Stopes' book on human sexuality is of great interest and importance as a historical document describing the state of sexual knowledge in the early 1900's. It is startling to realize how little the human reproductive cycle was understood at that time. Stopes provided much-needed information about sexuality and human sexual response for a generation who knew little or nothing. Stopes was one of the earliest writers to emphasize that women experienced sexual desire, that the response patterns of men and women naturally differed, and that sexual intercourse should be a source of mutual pleasure and fulfilment for both.

Readers should keep in mind that the discussion of reproduction in this book reflects the understanding of such issues in the 1920's. More recent research has revised or disproven a number of these early beliefs. In particular, the belief that coitus interruptus can prevent pregnancy has been shown to be false; small amounts of sperm exit the penis before ejaculation, and once in contact with vaginal fluid within or near the vagina, can cause pregnancy. The most likely times in the woman's cycle for conception to occur are also better understood to-day than they were when Stopes was writing.
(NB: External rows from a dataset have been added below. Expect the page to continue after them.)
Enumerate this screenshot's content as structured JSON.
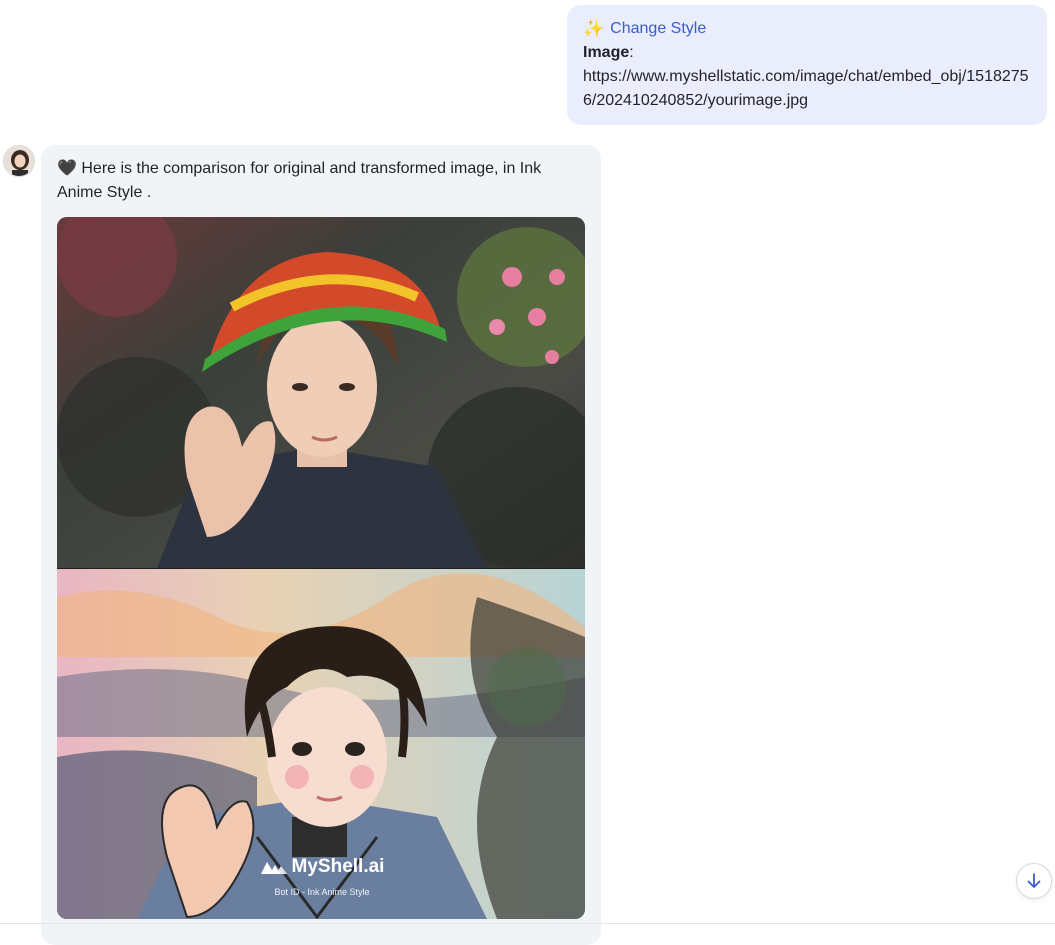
{
  "user_message": {
    "action_icon": "sparkle-icon",
    "action_label": "Change Style",
    "image_label": "Image",
    "image_colon": ":",
    "image_url": "https://www.myshellstatic.com/image/chat/embed_obj/15182756/202410240852/yourimage.jpg"
  },
  "bot_message": {
    "avatar_icon": "bot-avatar",
    "heart": "🖤",
    "text": " Here is the comparison for original and transformed image, in Ink Anime Style .",
    "image_alt": "comparison image: original photo (top), ink anime style (bottom)",
    "watermark_brand": "MyShell.ai",
    "watermark_sub": "Bot ID - Ink Anime Style"
  },
  "controls": {
    "scroll_down_icon": "arrow-down-icon"
  },
  "colors": {
    "user_bubble": "#eaedfb",
    "bot_bubble": "#f1f4f7",
    "accent": "#3d5ccc"
  }
}
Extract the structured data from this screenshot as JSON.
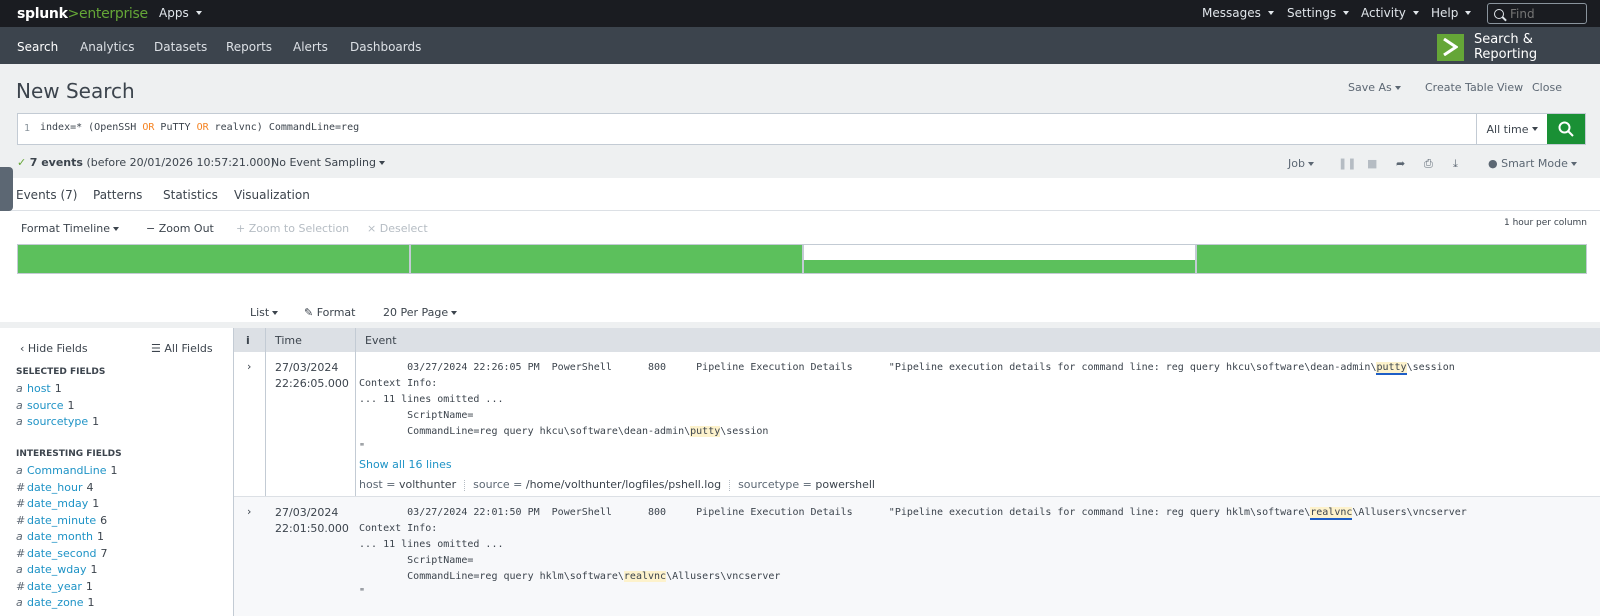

Readers should not rely on "Married Love" as a manual for sexual physiology or birth control!

Editor: Mary Mark Ockerbloom